Start Palm facing forward
Extend wrist back so palm faces floor
Drop shoulder down if need more
Drop head to opposite side if need more
Right Picture: Never Pathway 2
Palm facing back ball
Extend wrist up so palm faces ceiling, “grab your own wrist”
Drop shoulder down if need more
Drop head to opposite side if need more
Depending on your body you may only need to drop your shoulder or drop your head. If you get numbness or tingling, then extend your wrist back less and do more with the shoulder and head.
In my research carpal tunnel was treatable in all cases. It sometimes took time to sort out what worked but a solution was possible that was non-surgical. It’s important to note that computer use is one of the main believed causes of this type of wrist pain. Also important to note that many of the exercises people do to help wrist pain, like extending your arm in front of you and pulling on the hand, are actually extremely unhealthy for the wrist. A few tips:

  1. ALWAYS stretch wrists one at a time. Your wrists have different flexibilities so trying to stretch them together is not beneficial to either as one will be over stretched and one will be under.
  2. Never yank on your hand to stretch your wrist or forearm, this puts stress on areas that don’t need it. If you want something to push against use the wall or floor for even pressure.
  3. Whenever you do any elbow stand or elbow plank your forearms should be FLAT on the ground with your palms down, NOT on the side of the forearm! This is the safest position for your arm and wrist from a weight distribution and stress factor.
  4. Do self massage of your forearm a LOT. I like using a small one-inch rubber bouncy ball for this. Roll your forearm around on it making sure to get up around the elbow, both sides of it!

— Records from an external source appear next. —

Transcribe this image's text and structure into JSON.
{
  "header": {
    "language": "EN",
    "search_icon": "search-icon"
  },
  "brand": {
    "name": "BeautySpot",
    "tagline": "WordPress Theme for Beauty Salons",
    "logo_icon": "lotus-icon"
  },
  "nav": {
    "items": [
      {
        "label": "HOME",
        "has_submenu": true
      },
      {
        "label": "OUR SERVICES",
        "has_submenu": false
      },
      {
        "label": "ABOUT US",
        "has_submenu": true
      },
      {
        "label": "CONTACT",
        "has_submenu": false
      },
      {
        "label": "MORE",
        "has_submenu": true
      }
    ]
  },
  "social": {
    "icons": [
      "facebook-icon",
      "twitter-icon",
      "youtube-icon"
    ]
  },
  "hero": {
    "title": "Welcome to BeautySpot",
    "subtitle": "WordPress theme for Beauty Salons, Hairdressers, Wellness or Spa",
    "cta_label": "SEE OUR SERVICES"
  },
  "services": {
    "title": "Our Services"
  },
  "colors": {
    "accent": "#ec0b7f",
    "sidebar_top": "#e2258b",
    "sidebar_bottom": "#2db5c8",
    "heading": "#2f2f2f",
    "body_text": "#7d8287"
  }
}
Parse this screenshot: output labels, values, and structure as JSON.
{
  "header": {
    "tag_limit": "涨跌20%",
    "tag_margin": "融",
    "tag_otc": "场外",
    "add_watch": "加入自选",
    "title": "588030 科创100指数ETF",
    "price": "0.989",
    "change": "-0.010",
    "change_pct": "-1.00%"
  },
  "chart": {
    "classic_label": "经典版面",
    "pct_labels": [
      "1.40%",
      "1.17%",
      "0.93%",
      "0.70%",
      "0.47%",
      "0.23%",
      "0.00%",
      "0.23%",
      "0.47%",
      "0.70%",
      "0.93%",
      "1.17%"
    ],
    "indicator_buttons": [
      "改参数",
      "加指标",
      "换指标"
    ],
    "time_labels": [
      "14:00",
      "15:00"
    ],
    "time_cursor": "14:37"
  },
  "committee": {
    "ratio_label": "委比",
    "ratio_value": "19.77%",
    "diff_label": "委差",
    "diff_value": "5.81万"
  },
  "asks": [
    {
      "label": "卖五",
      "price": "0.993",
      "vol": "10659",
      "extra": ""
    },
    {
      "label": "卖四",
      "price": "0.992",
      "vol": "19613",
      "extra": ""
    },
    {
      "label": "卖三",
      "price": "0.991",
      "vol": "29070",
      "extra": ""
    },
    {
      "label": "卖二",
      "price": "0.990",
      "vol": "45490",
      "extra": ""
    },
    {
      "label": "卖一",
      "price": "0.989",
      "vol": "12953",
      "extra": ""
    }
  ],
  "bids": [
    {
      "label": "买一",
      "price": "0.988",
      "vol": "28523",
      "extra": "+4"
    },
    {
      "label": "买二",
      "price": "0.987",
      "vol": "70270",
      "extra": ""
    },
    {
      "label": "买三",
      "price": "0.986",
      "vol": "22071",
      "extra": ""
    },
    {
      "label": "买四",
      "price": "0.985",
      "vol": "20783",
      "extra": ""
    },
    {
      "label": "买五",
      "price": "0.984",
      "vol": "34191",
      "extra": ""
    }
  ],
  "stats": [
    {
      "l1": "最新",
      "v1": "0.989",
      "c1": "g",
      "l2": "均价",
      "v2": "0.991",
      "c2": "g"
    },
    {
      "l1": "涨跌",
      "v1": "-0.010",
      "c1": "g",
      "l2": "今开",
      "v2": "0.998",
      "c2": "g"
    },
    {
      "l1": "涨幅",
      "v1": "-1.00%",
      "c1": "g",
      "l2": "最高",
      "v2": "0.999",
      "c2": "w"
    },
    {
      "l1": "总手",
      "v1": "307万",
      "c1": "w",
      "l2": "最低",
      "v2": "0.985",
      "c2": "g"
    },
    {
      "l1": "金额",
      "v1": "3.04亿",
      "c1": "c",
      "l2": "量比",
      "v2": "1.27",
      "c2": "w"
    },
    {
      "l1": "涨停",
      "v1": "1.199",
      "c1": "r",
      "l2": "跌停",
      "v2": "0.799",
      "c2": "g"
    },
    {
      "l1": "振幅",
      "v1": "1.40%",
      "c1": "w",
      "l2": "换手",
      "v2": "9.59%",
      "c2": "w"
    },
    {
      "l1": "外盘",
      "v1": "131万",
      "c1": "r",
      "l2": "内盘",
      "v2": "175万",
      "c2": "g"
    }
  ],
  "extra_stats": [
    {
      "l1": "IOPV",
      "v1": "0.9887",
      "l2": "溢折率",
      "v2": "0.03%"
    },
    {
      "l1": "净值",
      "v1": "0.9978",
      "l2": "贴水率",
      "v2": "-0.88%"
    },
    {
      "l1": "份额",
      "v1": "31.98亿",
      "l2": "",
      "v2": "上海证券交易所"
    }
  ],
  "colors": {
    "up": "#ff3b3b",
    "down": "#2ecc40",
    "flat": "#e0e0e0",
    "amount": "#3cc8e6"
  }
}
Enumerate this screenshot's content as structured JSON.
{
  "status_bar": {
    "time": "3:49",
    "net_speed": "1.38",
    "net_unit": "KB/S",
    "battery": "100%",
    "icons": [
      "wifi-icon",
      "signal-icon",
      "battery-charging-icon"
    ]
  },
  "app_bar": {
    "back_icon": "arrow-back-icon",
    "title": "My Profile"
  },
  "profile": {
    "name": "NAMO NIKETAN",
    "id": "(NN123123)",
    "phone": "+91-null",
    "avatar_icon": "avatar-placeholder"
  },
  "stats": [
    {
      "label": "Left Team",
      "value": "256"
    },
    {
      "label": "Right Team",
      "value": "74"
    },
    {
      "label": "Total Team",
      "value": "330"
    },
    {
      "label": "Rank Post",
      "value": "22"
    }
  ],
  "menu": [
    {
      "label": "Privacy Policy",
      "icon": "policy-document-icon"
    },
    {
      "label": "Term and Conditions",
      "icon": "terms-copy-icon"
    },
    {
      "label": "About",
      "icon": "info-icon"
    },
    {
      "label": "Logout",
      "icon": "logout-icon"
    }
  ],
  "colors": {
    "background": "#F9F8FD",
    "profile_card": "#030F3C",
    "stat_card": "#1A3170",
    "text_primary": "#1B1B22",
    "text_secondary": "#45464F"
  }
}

Hopefully this gives you hope that your wrist pain isn’t surgical! Instead, let’s work on forearm health to alleviate wrist pain!